New rules for real estate agents
NSW Fair Trading introduced new real estate agency regulations on January 1st, 2016. These reforms are to stop the common practice of agents underquoting on a property, especially for an auction, as a way to drive up buyer interest. The problem has been that potential purchasers are caught up in the process of expensive due diligence only to find they were not in the advertised buying range anyway.
Since January, most of the good agencies I deal with have been incorporating the new rules successfully. With the first prosecution about to go to court in Victoria, it is timely to provide and update, as well as to suggest what to do if you are faced with the problem.
Hockingstuart REA of Melbourne
Real estate agency Hockingstuart are the first to be caught up in the new rules. Consumer Affairs Victoria accused the high profile Melbourne agency of underquoting on eleven properties since the regulations were introduced in that state. They have not yet responded to the charge except to say that it “is a global problem of the industry.”
Truth in advertising
The new rules require a selling agent to ensure that their marketing price is within 10% of the estimated listing price as disclosed to the vendor on the listing agreement. An agent’s usual defence is that it is hard to estimate the final sell price when an auction is well attended and with multiple bidders. That may be so, but they can no longer at liberty to say one thing to a seller (high) and then something different to the buyer (low). They are also now not allowed to use the terms like “Offers over $695,000”.
Agents found to be at fault with this practice can now face a fine of $22,000 and could lose commission and fees. The Buyers Agent association (REBAA) as well as high profile Sydney Buyers Agency EPS have been vocal in vocal in seeing the need for change and lobbying the state government.
Contact NSW Fair Trading

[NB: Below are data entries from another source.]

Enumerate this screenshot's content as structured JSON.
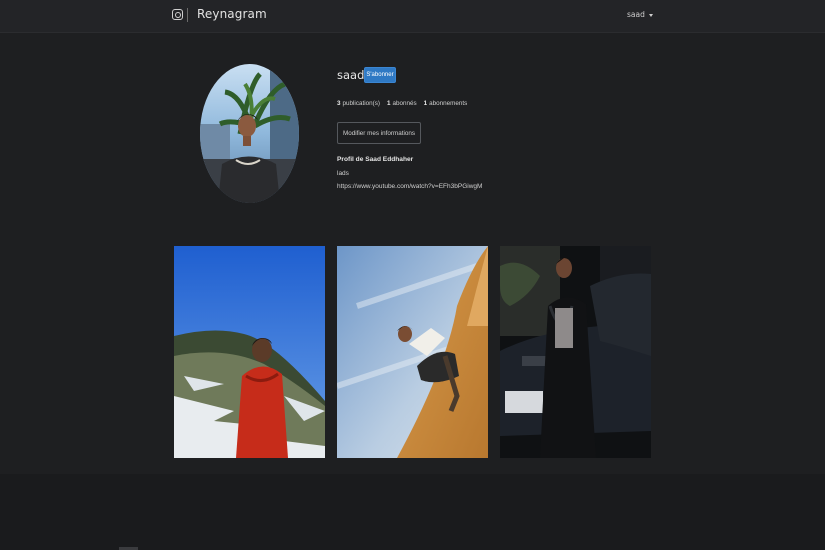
{
  "navbar": {
    "brand_icon": "instagram-icon",
    "brand_name": "Reynagram",
    "user_menu_label": "saad",
    "user_menu_icon": "caret-down-icon"
  },
  "profile": {
    "username": "saad",
    "follow_label": "S'abonner",
    "stats": {
      "publications_count": "3",
      "publications_label": "publication(s)",
      "followers_count": "1",
      "followers_label": "abonnés",
      "following_count": "1",
      "following_label": "abonnements"
    },
    "edit_label": "Modifier mes informations",
    "full_name": "Profil de Saad Eddhaher",
    "bio": "lads",
    "website": "https://www.youtube.com/watch?v=EFh3bPGiwgM"
  },
  "posts": [
    {
      "alt": "photo-mountain-red-jacket"
    },
    {
      "alt": "photo-desert-dune"
    },
    {
      "alt": "photo-night-car"
    }
  ],
  "colors": {
    "background": "#1e1f21",
    "navbar": "#232427",
    "accent": "#2f79c4"
  }
}
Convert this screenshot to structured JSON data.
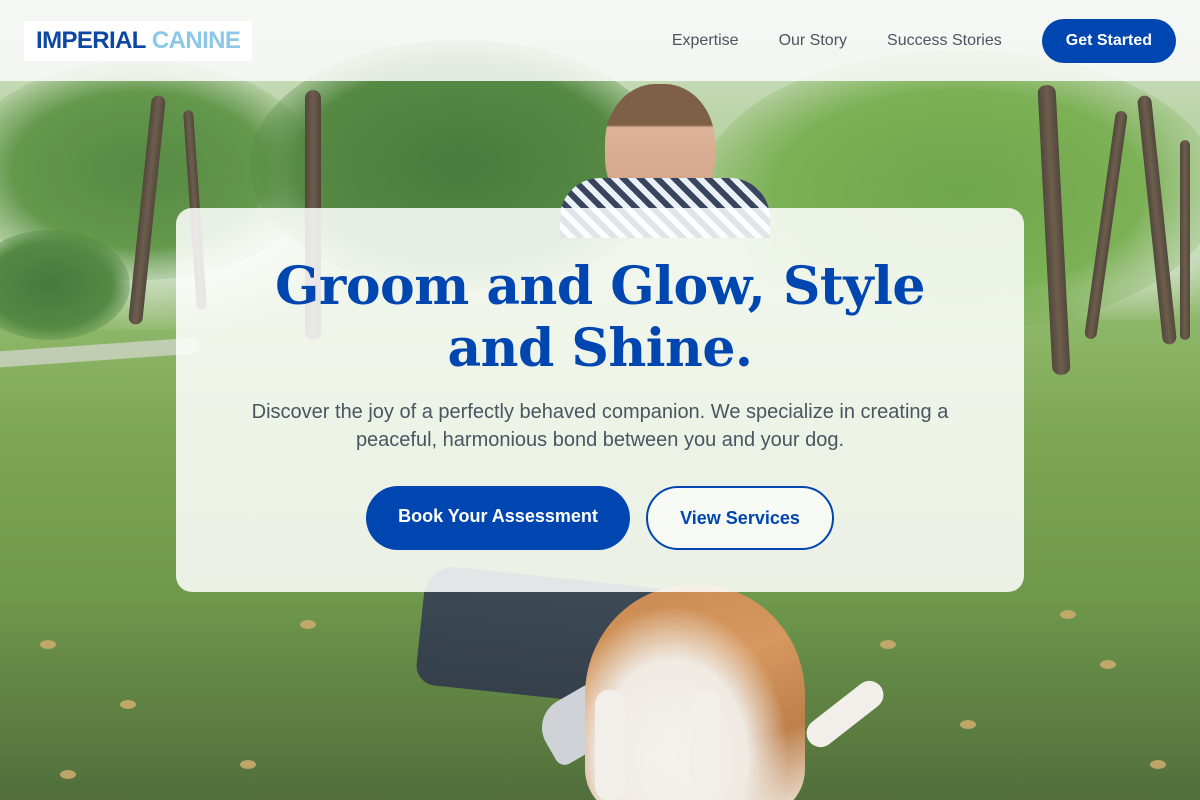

There is no reason to suspect that every time a property is sold above the estimate that the agency involved has been acting inappropriately. However, if you believe the agent you have been dealing with has been marketing an auction property unfairly, you have the right to ask to see what the listing agreement price range was after the sale. If you wish to make a complaint you can contact Fair Trading NSW.